(RECORDS PROVIDED)
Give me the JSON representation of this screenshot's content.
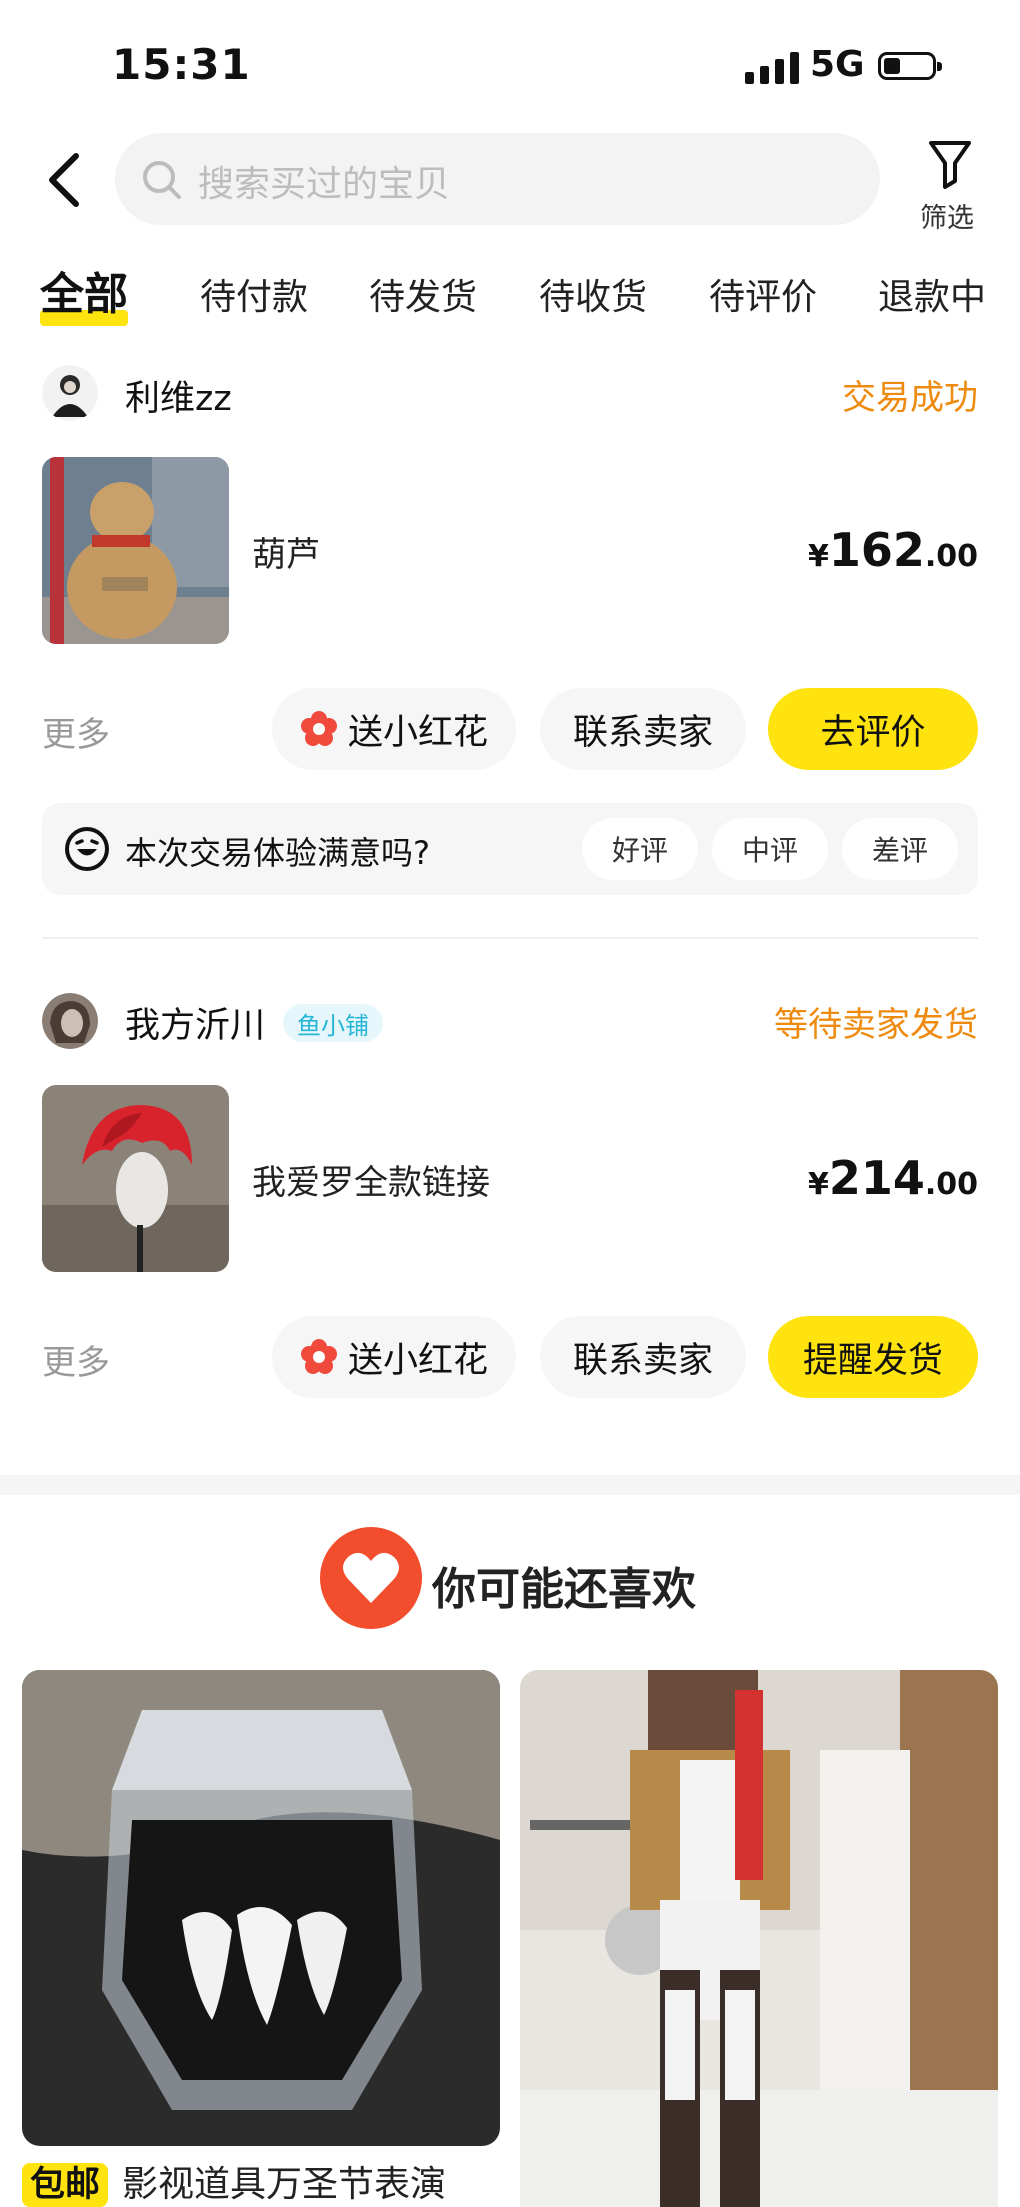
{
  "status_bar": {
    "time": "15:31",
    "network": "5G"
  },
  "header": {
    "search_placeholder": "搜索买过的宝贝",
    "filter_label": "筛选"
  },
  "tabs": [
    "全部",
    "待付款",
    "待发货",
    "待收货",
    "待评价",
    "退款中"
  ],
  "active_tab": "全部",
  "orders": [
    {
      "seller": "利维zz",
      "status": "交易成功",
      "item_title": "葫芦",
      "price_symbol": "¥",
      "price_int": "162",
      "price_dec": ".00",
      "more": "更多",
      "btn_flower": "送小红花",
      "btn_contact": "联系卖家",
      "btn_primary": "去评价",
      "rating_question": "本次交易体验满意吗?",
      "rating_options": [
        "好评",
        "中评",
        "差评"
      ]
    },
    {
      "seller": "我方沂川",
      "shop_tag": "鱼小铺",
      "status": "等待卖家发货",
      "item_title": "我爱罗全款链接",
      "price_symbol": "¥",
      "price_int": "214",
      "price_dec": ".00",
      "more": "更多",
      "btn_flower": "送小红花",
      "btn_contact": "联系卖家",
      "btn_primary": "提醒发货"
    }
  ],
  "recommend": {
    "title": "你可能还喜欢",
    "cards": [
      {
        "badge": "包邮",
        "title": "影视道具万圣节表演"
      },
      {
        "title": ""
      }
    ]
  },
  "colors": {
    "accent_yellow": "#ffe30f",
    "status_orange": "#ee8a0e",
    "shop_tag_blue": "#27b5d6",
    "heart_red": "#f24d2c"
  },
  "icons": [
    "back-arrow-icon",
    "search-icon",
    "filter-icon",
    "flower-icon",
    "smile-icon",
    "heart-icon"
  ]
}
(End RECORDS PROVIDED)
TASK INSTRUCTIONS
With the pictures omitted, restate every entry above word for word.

FINISHED TASK
Give me the JSON representation of this screenshot's content.
{
  "status_bar": {
    "time": "15:31",
    "network": "5G"
  },
  "header": {
    "search_placeholder": "搜索买过的宝贝",
    "filter_label": "筛选"
  },
  "tabs": [
    "全部",
    "待付款",
    "待发货",
    "待收货",
    "待评价",
    "退款中"
  ],
  "active_tab": "全部",
  "orders": [
    {
      "seller": "利维zz",
      "status": "交易成功",
      "item_title": "葫芦",
      "price_symbol": "¥",
      "price_int": "162",
      "price_dec": ".00",
      "more": "更多",
      "btn_flower": "送小红花",
      "btn_contact": "联系卖家",
      "btn_primary": "去评价",
      "rating_question": "本次交易体验满意吗?",
      "rating_options": [
        "好评",
        "中评",
        "差评"
      ]
    },
    {
      "seller": "我方沂川",
      "shop_tag": "鱼小铺",
      "status": "等待卖家发货",
      "item_title": "我爱罗全款链接",
      "price_symbol": "¥",
      "price_int": "214",
      "price_dec": ".00",
      "more": "更多",
      "btn_flower": "送小红花",
      "btn_contact": "联系卖家",
      "btn_primary": "提醒发货"
    }
  ],
  "recommend": {
    "title": "你可能还喜欢",
    "cards": [
      {
        "badge": "包邮",
        "title": "影视道具万圣节表演"
      },
      {
        "title": ""
      }
    ]
  },
  "colors": {
    "accent_yellow": "#ffe30f",
    "status_orange": "#ee8a0e",
    "shop_tag_blue": "#27b5d6",
    "heart_red": "#f24d2c"
  },
  "icons": [
    "back-arrow-icon",
    "search-icon",
    "filter-icon",
    "flower-icon",
    "smile-icon",
    "heart-icon"
  ]
}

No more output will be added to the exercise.